**WORK REQUEST:** Set down the listing again, word for word.

========================================

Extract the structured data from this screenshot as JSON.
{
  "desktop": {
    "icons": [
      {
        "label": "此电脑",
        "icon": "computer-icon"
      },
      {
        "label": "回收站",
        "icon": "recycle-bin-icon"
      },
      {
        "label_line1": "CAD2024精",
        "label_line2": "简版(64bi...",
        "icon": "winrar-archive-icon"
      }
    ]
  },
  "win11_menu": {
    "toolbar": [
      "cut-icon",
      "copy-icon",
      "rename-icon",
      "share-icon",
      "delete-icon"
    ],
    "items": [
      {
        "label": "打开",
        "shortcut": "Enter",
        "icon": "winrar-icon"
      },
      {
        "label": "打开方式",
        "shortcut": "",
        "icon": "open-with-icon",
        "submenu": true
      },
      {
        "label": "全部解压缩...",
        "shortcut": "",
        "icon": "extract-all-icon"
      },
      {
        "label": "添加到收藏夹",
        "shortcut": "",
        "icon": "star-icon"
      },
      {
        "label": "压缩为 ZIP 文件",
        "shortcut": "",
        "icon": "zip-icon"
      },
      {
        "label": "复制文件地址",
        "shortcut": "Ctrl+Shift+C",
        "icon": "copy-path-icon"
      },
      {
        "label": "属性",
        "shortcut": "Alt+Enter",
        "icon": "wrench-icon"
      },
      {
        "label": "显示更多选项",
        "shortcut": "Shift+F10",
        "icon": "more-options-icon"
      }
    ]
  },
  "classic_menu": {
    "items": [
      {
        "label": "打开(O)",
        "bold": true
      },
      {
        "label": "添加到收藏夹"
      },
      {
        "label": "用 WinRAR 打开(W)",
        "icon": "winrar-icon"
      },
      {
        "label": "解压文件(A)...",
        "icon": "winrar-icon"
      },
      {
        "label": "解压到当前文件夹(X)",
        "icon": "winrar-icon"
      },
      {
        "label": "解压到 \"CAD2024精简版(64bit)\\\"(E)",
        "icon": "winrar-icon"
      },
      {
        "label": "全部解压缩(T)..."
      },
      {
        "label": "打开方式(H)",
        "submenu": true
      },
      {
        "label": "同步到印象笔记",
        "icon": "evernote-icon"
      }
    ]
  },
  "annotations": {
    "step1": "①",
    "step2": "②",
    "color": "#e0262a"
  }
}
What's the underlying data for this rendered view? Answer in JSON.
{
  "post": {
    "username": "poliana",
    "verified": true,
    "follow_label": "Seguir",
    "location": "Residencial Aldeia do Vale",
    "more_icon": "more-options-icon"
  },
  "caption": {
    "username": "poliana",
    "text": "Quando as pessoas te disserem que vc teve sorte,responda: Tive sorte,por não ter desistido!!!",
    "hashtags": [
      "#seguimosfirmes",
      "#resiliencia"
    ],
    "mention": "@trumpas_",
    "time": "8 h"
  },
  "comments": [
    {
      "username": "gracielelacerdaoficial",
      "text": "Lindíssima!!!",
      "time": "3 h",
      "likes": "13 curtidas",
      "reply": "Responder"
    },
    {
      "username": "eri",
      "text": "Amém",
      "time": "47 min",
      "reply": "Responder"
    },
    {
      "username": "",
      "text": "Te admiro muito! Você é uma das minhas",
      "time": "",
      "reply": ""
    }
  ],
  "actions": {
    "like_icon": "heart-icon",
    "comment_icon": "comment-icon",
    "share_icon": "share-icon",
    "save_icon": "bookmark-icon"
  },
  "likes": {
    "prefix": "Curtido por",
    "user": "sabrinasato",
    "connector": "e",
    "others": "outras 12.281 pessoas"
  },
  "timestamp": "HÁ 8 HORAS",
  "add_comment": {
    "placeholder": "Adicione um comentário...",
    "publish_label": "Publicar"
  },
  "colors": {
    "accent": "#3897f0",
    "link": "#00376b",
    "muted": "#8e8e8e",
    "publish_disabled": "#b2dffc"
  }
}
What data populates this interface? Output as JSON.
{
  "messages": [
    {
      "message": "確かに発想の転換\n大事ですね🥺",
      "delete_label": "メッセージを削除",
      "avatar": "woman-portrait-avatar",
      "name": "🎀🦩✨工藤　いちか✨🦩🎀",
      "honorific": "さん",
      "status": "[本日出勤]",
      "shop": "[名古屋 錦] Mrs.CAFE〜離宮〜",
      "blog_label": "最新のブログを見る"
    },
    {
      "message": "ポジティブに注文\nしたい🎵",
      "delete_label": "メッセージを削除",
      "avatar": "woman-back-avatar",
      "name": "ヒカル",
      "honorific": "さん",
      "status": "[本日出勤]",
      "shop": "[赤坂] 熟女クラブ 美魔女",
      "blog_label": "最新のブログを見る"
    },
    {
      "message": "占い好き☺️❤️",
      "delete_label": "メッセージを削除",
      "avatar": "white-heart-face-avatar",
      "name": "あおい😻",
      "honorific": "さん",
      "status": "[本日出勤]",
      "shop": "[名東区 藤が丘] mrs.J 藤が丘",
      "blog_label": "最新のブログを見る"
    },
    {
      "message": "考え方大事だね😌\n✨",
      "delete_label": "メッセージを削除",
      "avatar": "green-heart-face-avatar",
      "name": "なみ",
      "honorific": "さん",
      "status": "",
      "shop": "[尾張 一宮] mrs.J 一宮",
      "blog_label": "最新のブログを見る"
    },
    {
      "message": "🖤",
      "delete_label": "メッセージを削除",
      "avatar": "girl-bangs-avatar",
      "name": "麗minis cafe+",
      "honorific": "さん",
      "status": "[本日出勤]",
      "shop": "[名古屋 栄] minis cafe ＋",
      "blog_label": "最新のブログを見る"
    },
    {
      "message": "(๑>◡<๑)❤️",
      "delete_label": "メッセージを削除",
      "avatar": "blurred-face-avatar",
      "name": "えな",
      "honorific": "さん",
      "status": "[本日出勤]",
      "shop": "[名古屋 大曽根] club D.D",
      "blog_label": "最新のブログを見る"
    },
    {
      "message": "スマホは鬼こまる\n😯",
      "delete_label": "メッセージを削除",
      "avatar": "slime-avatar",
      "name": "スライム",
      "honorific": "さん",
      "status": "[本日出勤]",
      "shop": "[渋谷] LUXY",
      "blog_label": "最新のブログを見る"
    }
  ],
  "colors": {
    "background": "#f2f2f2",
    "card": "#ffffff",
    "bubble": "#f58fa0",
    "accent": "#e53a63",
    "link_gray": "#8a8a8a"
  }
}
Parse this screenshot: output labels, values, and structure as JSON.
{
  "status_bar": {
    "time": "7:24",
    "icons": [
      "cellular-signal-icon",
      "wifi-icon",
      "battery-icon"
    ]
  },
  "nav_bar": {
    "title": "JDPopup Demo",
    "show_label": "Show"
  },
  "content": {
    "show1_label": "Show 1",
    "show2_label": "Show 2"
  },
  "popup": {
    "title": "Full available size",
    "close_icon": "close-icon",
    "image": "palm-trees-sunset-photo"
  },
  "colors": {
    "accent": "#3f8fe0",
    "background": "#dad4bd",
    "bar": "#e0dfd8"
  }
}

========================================

**ANSWER TO THE EXERCISE:**
Extract the structured data from this screenshot as JSON.
{
  "desktop": {
    "icons": [
      {
        "label": "此电脑",
        "icon": "computer-icon"
      },
      {
        "label": "回收站",
        "icon": "recycle-bin-icon"
      },
      {
        "label_line1": "CAD2024精",
        "label_line2": "简版(64bi...",
        "icon": "winrar-archive-icon"
      }
    ]
  },
  "win11_menu": {
    "toolbar": [
      "cut-icon",
      "copy-icon",
      "rename-icon",
      "share-icon",
      "delete-icon"
    ],
    "items": [
      {
        "label": "打开",
        "shortcut": "Enter",
        "icon": "winrar-icon"
      },
      {
        "label": "打开方式",
        "shortcut": "",
        "icon": "open-with-icon",
        "submenu": true
      },
      {
        "label": "全部解压缩...",
        "shortcut": "",
        "icon": "extract-all-icon"
      },
      {
        "label": "添加到收藏夹",
        "shortcut": "",
        "icon": "star-icon"
      },
      {
        "label": "压缩为 ZIP 文件",
        "shortcut": "",
        "icon": "zip-icon"
      },
      {
        "label": "复制文件地址",
        "shortcut": "Ctrl+Shift+C",
        "icon": "copy-path-icon"
      },
      {
        "label": "属性",
        "shortcut": "Alt+Enter",
        "icon": "wrench-icon"
      },
      {
        "label": "显示更多选项",
        "shortcut": "Shift+F10",
        "icon": "more-options-icon"
      }
    ]
  },
  "classic_menu": {
    "items": [
      {
        "label": "打开(O)",
        "bold": true
      },
      {
        "label": "添加到收藏夹"
      },
      {
        "label": "用 WinRAR 打开(W)",
        "icon": "winrar-icon"
      },
      {
        "label": "解压文件(A)...",
        "icon": "winrar-icon"
      },
      {
        "label": "解压到当前文件夹(X)",
        "icon": "winrar-icon"
      },
      {
        "label": "解压到 \"CAD2024精简版(64bit)\\\"(E)",
        "icon": "winrar-icon"
      },
      {
        "label": "全部解压缩(T)..."
      },
      {
        "label": "打开方式(H)",
        "submenu": true
      },
      {
        "label": "同步到印象笔记",
        "icon": "evernote-icon"
      }
    ]
  },
  "annotations": {
    "step1": "①",
    "step2": "②",
    "color": "#e0262a"
  }
}
What's the underlying data for this rendered view? Answer in JSON.
{
  "post": {
    "username": "poliana",
    "verified": true,
    "follow_label": "Seguir",
    "location": "Residencial Aldeia do Vale",
    "more_icon": "more-options-icon"
  },
  "caption": {
    "username": "poliana",
    "text": "Quando as pessoas te disserem que vc teve sorte,responda: Tive sorte,por não ter desistido!!!",
    "hashtags": [
      "#seguimosfirmes",
      "#resiliencia"
    ],
    "mention": "@trumpas_",
    "time": "8 h"
  },
  "comments": [
    {
      "username": "gracielelacerdaoficial",
      "text": "Lindíssima!!!",
      "time": "3 h",
      "likes": "13 curtidas",
      "reply": "Responder"
    },
    {
      "username": "eri",
      "text": "Amém",
      "time": "47 min",
      "reply": "Responder"
    },
    {
      "username": "",
      "text": "Te admiro muito! Você é uma das minhas",
      "time": "",
      "reply": ""
    }
  ],
  "actions": {
    "like_icon": "heart-icon",
    "comment_icon": "comment-icon",
    "share_icon": "share-icon",
    "save_icon": "bookmark-icon"
  },
  "likes": {
    "prefix": "Curtido por",
    "user": "sabrinasato",
    "connector": "e",
    "others": "outras 12.281 pessoas"
  },
  "timestamp": "HÁ 8 HORAS",
  "add_comment": {
    "placeholder": "Adicione um comentário...",
    "publish_label": "Publicar"
  },
  "colors": {
    "accent": "#3897f0",
    "link": "#00376b",
    "muted": "#8e8e8e",
    "publish_disabled": "#b2dffc"
  }
}
What data populates this interface? Output as JSON.
{
  "messages": [
    {
      "message": "確かに発想の転換\n大事ですね🥺",
      "delete_label": "メッセージを削除",
      "avatar": "woman-portrait-avatar",
      "name": "🎀🦩✨工藤　いちか✨🦩🎀",
      "honorific": "さん",
      "status": "[本日出勤]",
      "shop": "[名古屋 錦] Mrs.CAFE〜離宮〜",
      "blog_label": "最新のブログを見る"
    },
    {
      "message": "ポジティブに注文\nしたい🎵",
      "delete_label": "メッセージを削除",
      "avatar": "woman-back-avatar",
      "name": "ヒカル",
      "honorific": "さん",
      "status": "[本日出勤]",
      "shop": "[赤坂] 熟女クラブ 美魔女",
      "blog_label": "最新のブログを見る"
    },
    {
      "message": "占い好き☺️❤️",
      "delete_label": "メッセージを削除",
      "avatar": "white-heart-face-avatar",
      "name": "あおい😻",
      "honorific": "さん",
      "status": "[本日出勤]",
      "shop": "[名東区 藤が丘] mrs.J 藤が丘",
      "blog_label": "最新のブログを見る"
    },
    {
      "message": "考え方大事だね😌\n✨",
      "delete_label": "メッセージを削除",
      "avatar": "green-heart-face-avatar",
      "name": "なみ",
      "honorific": "さん",
      "status": "",
      "shop": "[尾張 一宮] mrs.J 一宮",
      "blog_label": "最新のブログを見る"
    },
    {
      "message": "🖤",
      "delete_label": "メッセージを削除",
      "avatar": "girl-bangs-avatar",
      "name": "麗minis cafe+",
      "honorific": "さん",
      "status": "[本日出勤]",
      "shop": "[名古屋 栄] minis cafe ＋",
      "blog_label": "最新のブログを見る"
    },
    {
      "message": "(๑>◡<๑)❤️",
      "delete_label": "メッセージを削除",
      "avatar": "blurred-face-avatar",
      "name": "えな",
      "honorific": "さん",
      "status": "[本日出勤]",
      "shop": "[名古屋 大曽根] club D.D",
      "blog_label": "最新のブログを見る"
    },
    {
      "message": "スマホは鬼こまる\n😯",
      "delete_label": "メッセージを削除",
      "avatar": "slime-avatar",
      "name": "スライム",
      "honorific": "さん",
      "status": "[本日出勤]",
      "shop": "[渋谷] LUXY",
      "blog_label": "最新のブログを見る"
    }
  ],
  "colors": {
    "background": "#f2f2f2",
    "card": "#ffffff",
    "bubble": "#f58fa0",
    "accent": "#e53a63",
    "link_gray": "#8a8a8a"
  }
}
Parse this screenshot: output labels, values, and structure as JSON.
{
  "status_bar": {
    "time": "7:24",
    "icons": [
      "cellular-signal-icon",
      "wifi-icon",
      "battery-icon"
    ]
  },
  "nav_bar": {
    "title": "JDPopup Demo",
    "show_label": "Show"
  },
  "content": {
    "show1_label": "Show 1",
    "show2_label": "Show 2"
  },
  "popup": {
    "title": "Full available size",
    "close_icon": "close-icon",
    "image": "palm-trees-sunset-photo"
  },
  "colors": {
    "accent": "#3f8fe0",
    "background": "#dad4bd",
    "bar": "#e0dfd8"
  }
}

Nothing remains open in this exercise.